## [PROBLEM DESCRIPTION]
Line by line, copy the records below exactly and leave the pictures out.

## [THE INPUT]
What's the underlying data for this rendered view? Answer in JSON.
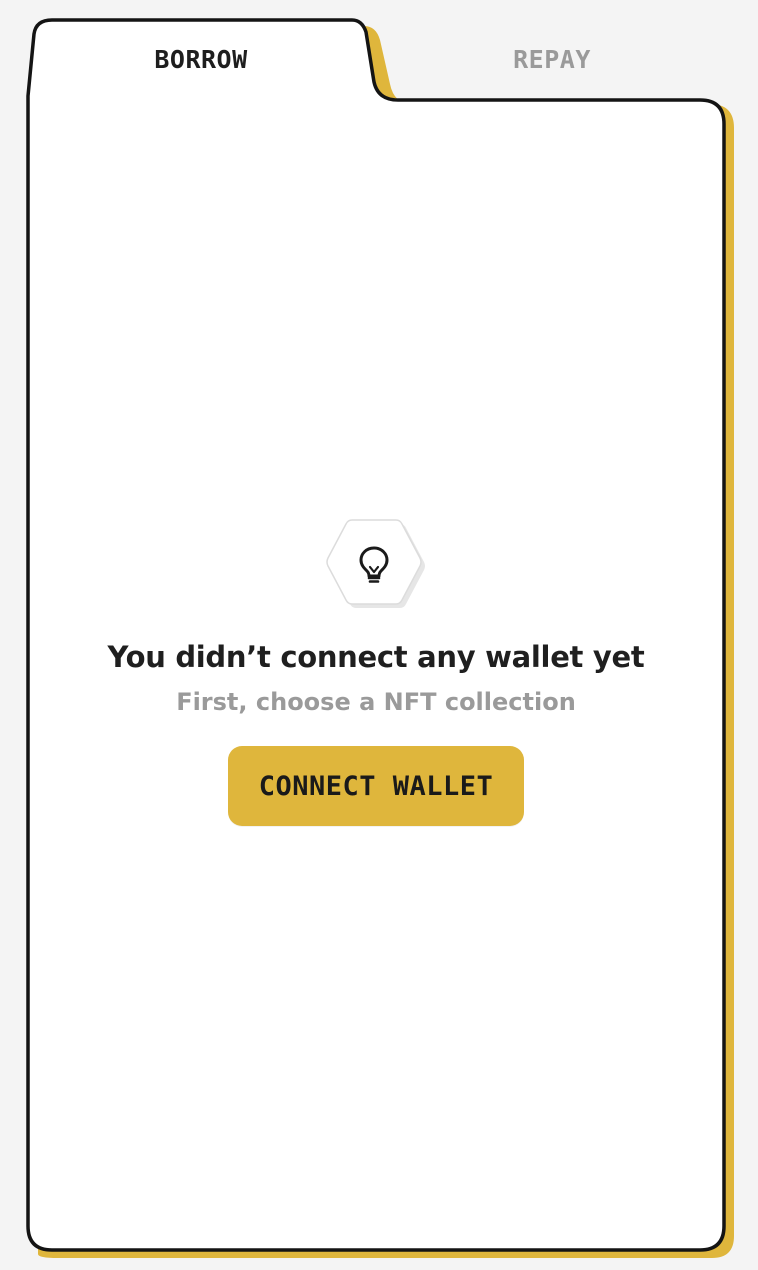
{
  "tabs": [
    {
      "label": "BORROW",
      "active": true
    },
    {
      "label": "REPAY",
      "active": false
    }
  ],
  "empty_state": {
    "icon": "lightbulb-icon",
    "title": "You didn’t connect any wallet yet",
    "subtitle": "First, choose a NFT collection",
    "button_label": "CONNECT WALLET"
  },
  "colors": {
    "accent": "#dfb63c",
    "page_background": "#f4f4f4",
    "card_background": "#ffffff",
    "card_border": "#141414",
    "inactive_tab_text": "#9a9a9a",
    "subtitle_text": "#9a9a9a"
  }
}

## [TASK SOLUTION]
What's the underlying data for this rendered view? Answer in JSON.
{
  "tabs": [
    {
      "label": "BORROW",
      "active": true
    },
    {
      "label": "REPAY",
      "active": false
    }
  ],
  "empty_state": {
    "icon": "lightbulb-icon",
    "title": "You didn’t connect any wallet yet",
    "subtitle": "First, choose a NFT collection",
    "button_label": "CONNECT WALLET"
  },
  "colors": {
    "accent": "#dfb63c",
    "page_background": "#f4f4f4",
    "card_background": "#ffffff",
    "card_border": "#141414",
    "inactive_tab_text": "#9a9a9a",
    "subtitle_text": "#9a9a9a"
  }
}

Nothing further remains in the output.